### WHAT TO PRODUCE
Please retype the listing below without a single change.
+++++
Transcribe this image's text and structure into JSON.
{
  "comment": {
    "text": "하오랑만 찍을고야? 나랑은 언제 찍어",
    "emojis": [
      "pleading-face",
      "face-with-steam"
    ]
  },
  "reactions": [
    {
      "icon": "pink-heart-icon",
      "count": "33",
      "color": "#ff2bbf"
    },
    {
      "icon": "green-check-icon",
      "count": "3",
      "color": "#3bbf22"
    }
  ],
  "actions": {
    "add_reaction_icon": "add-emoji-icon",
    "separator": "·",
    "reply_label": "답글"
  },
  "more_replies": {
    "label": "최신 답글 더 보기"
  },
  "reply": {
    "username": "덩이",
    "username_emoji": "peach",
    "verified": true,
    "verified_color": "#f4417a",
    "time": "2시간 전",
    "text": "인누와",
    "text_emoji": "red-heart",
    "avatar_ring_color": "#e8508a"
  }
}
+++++
### SOLUTION FOR THIS TASK
Transcribe this image's text and structure into JSON.
{
  "comment": {
    "text": "하오랑만 찍을고야? 나랑은 언제 찍어",
    "emojis": [
      "pleading-face",
      "face-with-steam"
    ]
  },
  "reactions": [
    {
      "icon": "pink-heart-icon",
      "count": "33",
      "color": "#ff2bbf"
    },
    {
      "icon": "green-check-icon",
      "count": "3",
      "color": "#3bbf22"
    }
  ],
  "actions": {
    "add_reaction_icon": "add-emoji-icon",
    "separator": "·",
    "reply_label": "답글"
  },
  "more_replies": {
    "label": "최신 답글 더 보기"
  },
  "reply": {
    "username": "덩이",
    "username_emoji": "peach",
    "verified": true,
    "verified_color": "#f4417a",
    "time": "2시간 전",
    "text": "인누와",
    "text_emoji": "red-heart",
    "avatar_ring_color": "#e8508a"
  }
}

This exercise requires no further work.